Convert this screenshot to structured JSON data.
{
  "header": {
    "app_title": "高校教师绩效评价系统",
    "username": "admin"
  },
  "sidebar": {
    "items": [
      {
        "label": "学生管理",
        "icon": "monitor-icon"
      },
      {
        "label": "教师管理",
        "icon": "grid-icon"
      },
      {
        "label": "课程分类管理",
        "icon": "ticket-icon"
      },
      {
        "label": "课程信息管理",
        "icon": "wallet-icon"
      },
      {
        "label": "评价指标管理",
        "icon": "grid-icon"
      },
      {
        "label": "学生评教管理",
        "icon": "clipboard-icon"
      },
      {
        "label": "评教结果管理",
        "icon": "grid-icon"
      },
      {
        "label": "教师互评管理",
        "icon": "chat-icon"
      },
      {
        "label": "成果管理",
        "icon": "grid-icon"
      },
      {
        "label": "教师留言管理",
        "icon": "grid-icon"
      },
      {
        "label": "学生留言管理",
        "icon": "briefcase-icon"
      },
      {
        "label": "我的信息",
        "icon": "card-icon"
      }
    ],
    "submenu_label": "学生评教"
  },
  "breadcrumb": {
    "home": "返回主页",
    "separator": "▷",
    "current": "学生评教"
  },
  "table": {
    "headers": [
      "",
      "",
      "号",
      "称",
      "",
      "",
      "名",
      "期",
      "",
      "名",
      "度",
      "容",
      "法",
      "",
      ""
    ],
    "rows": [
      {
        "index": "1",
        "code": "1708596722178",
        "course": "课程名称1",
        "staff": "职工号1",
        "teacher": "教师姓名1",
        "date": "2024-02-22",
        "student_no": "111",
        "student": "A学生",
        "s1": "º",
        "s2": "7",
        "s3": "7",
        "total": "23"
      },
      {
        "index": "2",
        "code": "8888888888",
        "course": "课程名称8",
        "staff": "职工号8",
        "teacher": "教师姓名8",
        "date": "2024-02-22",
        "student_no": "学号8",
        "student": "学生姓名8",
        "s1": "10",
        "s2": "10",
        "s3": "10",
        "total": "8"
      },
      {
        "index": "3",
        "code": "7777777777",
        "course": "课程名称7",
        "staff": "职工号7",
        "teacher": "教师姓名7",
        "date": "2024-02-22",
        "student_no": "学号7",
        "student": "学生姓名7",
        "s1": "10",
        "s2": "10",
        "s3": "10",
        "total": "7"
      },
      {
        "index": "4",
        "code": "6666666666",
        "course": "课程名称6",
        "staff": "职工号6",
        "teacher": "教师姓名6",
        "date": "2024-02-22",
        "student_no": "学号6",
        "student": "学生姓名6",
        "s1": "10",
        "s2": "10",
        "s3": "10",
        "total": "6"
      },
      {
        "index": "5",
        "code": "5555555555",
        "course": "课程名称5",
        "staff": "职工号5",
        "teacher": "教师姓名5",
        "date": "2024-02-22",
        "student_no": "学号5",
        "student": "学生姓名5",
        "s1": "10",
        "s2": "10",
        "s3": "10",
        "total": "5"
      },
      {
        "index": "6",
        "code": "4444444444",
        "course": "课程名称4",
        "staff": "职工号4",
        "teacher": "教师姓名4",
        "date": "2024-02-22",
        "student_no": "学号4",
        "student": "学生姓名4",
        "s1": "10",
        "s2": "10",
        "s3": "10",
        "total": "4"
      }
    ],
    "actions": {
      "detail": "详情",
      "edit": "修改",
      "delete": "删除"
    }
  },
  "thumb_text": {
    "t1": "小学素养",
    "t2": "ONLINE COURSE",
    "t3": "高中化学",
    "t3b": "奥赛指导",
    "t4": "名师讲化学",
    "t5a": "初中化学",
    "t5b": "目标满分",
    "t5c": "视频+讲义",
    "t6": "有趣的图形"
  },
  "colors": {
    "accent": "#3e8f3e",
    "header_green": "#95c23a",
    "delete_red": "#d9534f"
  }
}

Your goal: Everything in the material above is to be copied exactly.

Final answer:
Convert this screenshot to structured JSON data.
{
  "header": {
    "app_title": "高校教师绩效评价系统",
    "username": "admin"
  },
  "sidebar": {
    "items": [
      {
        "label": "学生管理",
        "icon": "monitor-icon"
      },
      {
        "label": "教师管理",
        "icon": "grid-icon"
      },
      {
        "label": "课程分类管理",
        "icon": "ticket-icon"
      },
      {
        "label": "课程信息管理",
        "icon": "wallet-icon"
      },
      {
        "label": "评价指标管理",
        "icon": "grid-icon"
      },
      {
        "label": "学生评教管理",
        "icon": "clipboard-icon"
      },
      {
        "label": "评教结果管理",
        "icon": "grid-icon"
      },
      {
        "label": "教师互评管理",
        "icon": "chat-icon"
      },
      {
        "label": "成果管理",
        "icon": "grid-icon"
      },
      {
        "label": "教师留言管理",
        "icon": "grid-icon"
      },
      {
        "label": "学生留言管理",
        "icon": "briefcase-icon"
      },
      {
        "label": "我的信息",
        "icon": "card-icon"
      }
    ],
    "submenu_label": "学生评教"
  },
  "breadcrumb": {
    "home": "返回主页",
    "separator": "▷",
    "current": "学生评教"
  },
  "table": {
    "headers": [
      "",
      "",
      "号",
      "称",
      "",
      "",
      "名",
      "期",
      "",
      "名",
      "度",
      "容",
      "法",
      "",
      ""
    ],
    "rows": [
      {
        "index": "1",
        "code": "1708596722178",
        "course": "课程名称1",
        "staff": "职工号1",
        "teacher": "教师姓名1",
        "date": "2024-02-22",
        "student_no": "111",
        "student": "A学生",
        "s1": "º",
        "s2": "7",
        "s3": "7",
        "total": "23"
      },
      {
        "index": "2",
        "code": "8888888888",
        "course": "课程名称8",
        "staff": "职工号8",
        "teacher": "教师姓名8",
        "date": "2024-02-22",
        "student_no": "学号8",
        "student": "学生姓名8",
        "s1": "10",
        "s2": "10",
        "s3": "10",
        "total": "8"
      },
      {
        "index": "3",
        "code": "7777777777",
        "course": "课程名称7",
        "staff": "职工号7",
        "teacher": "教师姓名7",
        "date": "2024-02-22",
        "student_no": "学号7",
        "student": "学生姓名7",
        "s1": "10",
        "s2": "10",
        "s3": "10",
        "total": "7"
      },
      {
        "index": "4",
        "code": "6666666666",
        "course": "课程名称6",
        "staff": "职工号6",
        "teacher": "教师姓名6",
        "date": "2024-02-22",
        "student_no": "学号6",
        "student": "学生姓名6",
        "s1": "10",
        "s2": "10",
        "s3": "10",
        "total": "6"
      },
      {
        "index": "5",
        "code": "5555555555",
        "course": "课程名称5",
        "staff": "职工号5",
        "teacher": "教师姓名5",
        "date": "2024-02-22",
        "student_no": "学号5",
        "student": "学生姓名5",
        "s1": "10",
        "s2": "10",
        "s3": "10",
        "total": "5"
      },
      {
        "index": "6",
        "code": "4444444444",
        "course": "课程名称4",
        "staff": "职工号4",
        "teacher": "教师姓名4",
        "date": "2024-02-22",
        "student_no": "学号4",
        "student": "学生姓名4",
        "s1": "10",
        "s2": "10",
        "s3": "10",
        "total": "4"
      }
    ],
    "actions": {
      "detail": "详情",
      "edit": "修改",
      "delete": "删除"
    }
  },
  "thumb_text": {
    "t1": "小学素养",
    "t2": "ONLINE COURSE",
    "t3": "高中化学",
    "t3b": "奥赛指导",
    "t4": "名师讲化学",
    "t5a": "初中化学",
    "t5b": "目标满分",
    "t5c": "视频+讲义",
    "t6": "有趣的图形"
  },
  "colors": {
    "accent": "#3e8f3e",
    "header_green": "#95c23a",
    "delete_red": "#d9534f"
  }
}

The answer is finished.